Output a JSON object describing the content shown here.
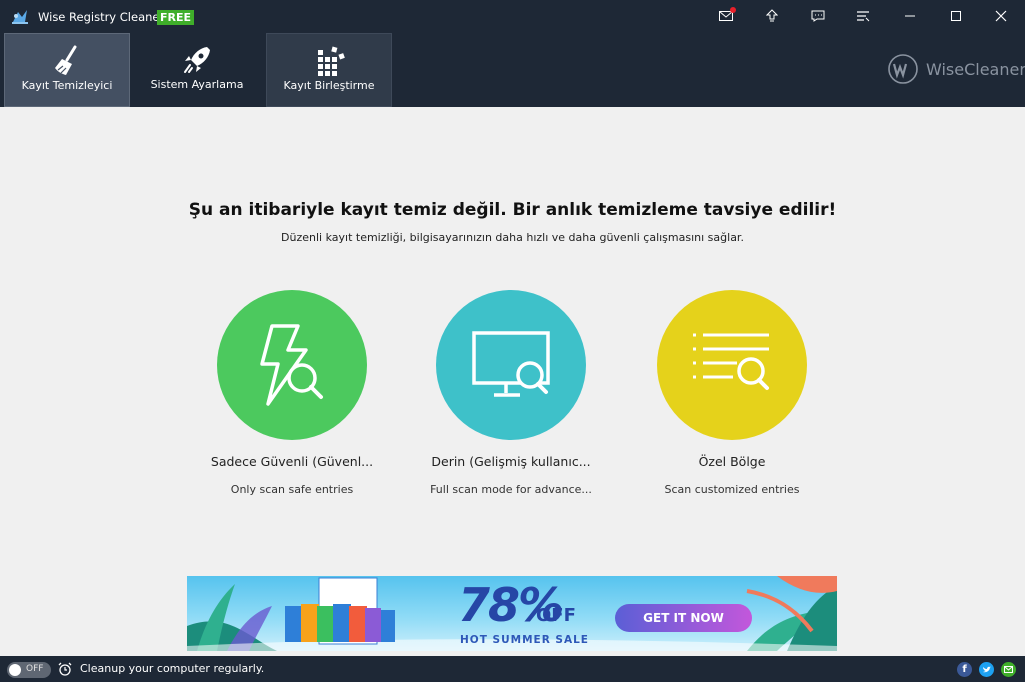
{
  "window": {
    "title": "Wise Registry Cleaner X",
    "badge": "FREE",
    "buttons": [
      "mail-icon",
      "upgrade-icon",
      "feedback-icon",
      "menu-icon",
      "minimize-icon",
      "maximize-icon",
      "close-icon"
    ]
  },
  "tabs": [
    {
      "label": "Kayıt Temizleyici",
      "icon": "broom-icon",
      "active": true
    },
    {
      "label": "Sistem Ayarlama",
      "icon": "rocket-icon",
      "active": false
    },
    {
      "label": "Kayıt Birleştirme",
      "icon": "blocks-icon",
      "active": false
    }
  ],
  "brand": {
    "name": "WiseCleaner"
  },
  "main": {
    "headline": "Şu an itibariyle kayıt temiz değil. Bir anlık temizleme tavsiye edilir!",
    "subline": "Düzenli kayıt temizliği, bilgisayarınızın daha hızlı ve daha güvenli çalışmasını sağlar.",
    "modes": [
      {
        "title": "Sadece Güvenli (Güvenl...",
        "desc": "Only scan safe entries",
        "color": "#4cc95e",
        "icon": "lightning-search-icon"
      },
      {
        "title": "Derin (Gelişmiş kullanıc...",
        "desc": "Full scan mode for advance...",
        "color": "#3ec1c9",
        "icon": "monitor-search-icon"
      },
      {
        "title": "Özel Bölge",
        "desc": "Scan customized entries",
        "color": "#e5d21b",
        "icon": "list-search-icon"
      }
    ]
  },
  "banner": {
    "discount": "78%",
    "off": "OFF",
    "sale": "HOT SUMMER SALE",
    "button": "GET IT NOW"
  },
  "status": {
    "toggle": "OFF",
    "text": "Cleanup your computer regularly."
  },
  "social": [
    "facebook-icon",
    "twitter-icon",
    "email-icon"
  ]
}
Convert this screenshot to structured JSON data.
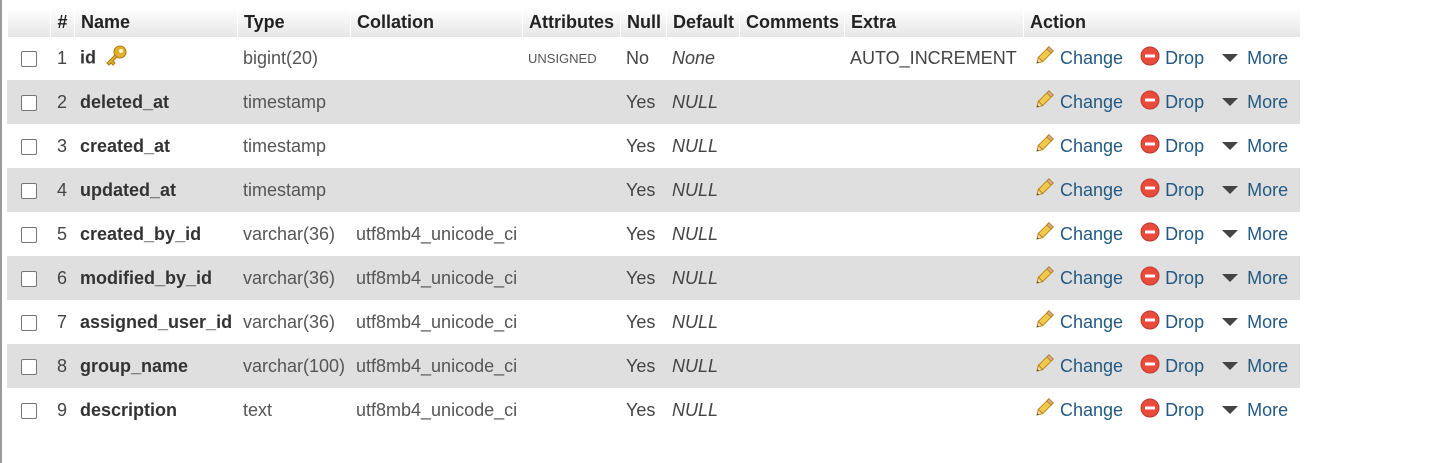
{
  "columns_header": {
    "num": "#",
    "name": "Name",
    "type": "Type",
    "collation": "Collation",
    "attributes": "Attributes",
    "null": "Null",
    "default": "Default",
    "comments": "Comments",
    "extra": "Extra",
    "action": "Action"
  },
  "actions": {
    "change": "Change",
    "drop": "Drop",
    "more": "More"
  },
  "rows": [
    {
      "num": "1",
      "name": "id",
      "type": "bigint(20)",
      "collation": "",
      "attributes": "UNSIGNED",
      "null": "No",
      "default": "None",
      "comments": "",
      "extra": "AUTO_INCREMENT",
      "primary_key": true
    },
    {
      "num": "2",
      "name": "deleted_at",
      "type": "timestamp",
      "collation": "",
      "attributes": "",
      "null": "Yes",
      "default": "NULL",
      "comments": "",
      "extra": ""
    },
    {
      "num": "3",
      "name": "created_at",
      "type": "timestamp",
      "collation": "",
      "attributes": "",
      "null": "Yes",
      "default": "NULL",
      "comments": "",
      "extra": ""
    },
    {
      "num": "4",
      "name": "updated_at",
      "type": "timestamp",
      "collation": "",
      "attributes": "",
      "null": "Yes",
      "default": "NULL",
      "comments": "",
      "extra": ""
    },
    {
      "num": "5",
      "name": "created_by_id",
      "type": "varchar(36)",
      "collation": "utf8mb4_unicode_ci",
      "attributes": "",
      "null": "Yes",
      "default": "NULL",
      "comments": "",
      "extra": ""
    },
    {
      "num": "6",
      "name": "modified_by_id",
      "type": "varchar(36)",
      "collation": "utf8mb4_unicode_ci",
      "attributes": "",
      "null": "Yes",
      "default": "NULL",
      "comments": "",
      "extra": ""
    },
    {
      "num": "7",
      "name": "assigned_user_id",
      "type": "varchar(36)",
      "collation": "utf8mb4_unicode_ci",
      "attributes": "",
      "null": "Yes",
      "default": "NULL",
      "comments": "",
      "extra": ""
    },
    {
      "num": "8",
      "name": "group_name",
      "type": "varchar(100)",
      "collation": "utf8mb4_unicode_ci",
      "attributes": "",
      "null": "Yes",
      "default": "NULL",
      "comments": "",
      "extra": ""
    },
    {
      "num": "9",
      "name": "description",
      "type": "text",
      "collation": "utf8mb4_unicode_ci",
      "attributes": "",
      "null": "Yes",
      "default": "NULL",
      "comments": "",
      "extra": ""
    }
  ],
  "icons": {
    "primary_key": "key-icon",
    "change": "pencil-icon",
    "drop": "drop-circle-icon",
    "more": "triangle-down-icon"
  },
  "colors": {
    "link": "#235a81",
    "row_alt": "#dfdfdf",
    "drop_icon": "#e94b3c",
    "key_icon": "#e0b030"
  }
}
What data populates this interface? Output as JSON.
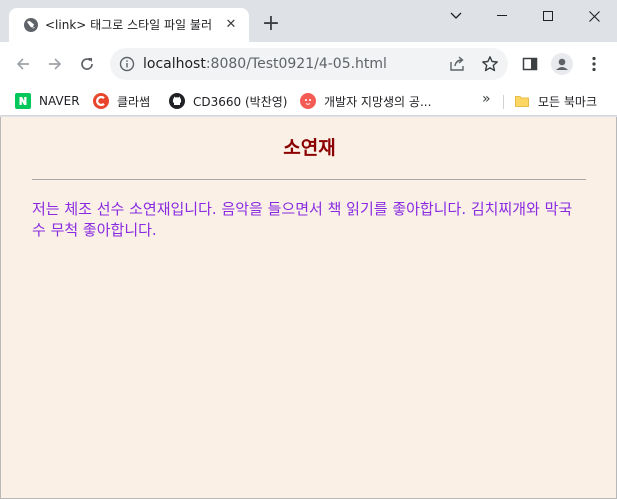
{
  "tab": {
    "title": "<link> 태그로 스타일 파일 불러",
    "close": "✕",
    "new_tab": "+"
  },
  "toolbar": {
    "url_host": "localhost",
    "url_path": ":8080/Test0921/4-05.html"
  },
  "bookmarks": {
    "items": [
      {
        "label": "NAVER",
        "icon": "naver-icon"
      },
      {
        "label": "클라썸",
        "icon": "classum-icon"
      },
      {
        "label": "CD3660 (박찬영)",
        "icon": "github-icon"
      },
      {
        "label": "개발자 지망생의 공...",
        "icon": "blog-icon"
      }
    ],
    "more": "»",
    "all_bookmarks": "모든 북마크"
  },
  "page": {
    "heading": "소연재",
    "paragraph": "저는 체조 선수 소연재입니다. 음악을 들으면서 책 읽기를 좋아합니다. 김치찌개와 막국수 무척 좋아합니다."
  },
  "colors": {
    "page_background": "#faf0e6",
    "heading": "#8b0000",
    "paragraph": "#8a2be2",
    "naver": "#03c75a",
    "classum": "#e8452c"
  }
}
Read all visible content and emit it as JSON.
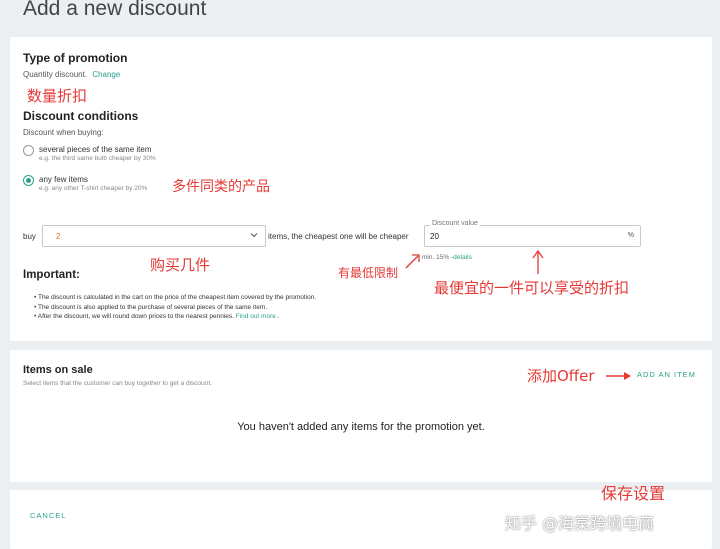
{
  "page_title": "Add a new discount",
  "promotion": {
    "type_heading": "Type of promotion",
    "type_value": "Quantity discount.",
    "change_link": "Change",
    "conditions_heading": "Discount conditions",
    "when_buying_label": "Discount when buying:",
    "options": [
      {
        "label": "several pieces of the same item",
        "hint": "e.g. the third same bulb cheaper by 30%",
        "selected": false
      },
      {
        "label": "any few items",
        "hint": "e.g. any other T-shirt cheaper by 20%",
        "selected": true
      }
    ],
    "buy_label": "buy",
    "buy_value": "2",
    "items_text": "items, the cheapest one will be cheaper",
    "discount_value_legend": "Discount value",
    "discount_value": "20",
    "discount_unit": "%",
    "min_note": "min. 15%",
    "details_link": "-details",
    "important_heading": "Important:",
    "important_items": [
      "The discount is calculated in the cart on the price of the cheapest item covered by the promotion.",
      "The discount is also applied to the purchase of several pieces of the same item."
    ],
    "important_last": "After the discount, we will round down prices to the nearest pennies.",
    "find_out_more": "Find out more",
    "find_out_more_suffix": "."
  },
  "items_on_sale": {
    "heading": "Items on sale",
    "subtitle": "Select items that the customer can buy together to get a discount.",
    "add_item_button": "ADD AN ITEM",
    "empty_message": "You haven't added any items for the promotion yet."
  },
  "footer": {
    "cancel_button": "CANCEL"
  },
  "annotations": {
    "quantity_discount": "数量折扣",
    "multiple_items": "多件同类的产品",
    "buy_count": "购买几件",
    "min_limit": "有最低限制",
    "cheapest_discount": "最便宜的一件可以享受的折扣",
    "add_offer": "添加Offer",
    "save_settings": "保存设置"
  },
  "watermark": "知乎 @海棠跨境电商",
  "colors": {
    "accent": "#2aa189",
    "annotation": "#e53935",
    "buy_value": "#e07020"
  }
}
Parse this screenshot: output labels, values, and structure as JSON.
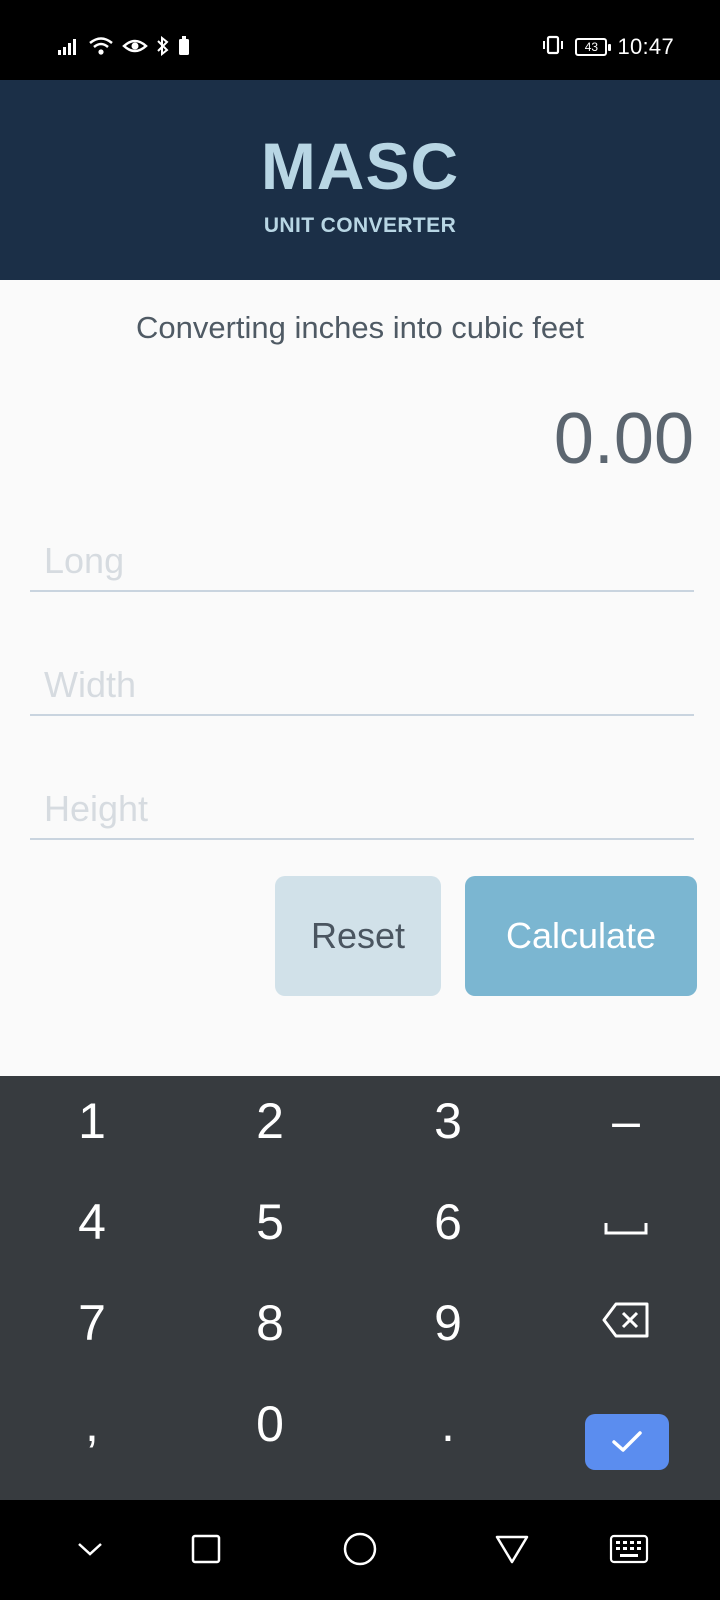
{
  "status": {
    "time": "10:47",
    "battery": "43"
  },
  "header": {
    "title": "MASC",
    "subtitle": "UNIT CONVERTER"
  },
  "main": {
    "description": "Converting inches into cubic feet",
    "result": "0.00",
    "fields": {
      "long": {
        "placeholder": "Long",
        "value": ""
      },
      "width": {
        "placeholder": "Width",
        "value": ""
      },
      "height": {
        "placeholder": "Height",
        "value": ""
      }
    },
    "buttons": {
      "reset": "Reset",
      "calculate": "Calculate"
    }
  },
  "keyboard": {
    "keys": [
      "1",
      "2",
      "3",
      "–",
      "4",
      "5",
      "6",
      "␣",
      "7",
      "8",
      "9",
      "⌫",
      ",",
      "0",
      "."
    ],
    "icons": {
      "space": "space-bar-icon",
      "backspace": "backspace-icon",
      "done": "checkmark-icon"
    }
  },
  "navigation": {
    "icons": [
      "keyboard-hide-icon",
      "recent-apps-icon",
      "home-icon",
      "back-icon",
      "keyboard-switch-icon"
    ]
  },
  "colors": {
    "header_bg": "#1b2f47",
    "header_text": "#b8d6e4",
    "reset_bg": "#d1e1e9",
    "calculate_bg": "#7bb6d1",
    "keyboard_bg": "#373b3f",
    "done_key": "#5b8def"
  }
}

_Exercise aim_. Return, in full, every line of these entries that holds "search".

_Result for this exercise_.
        "icon": "lightning-search-icon"
        "icon": "monitor-search-icon"
        "icon": "list-search-icon"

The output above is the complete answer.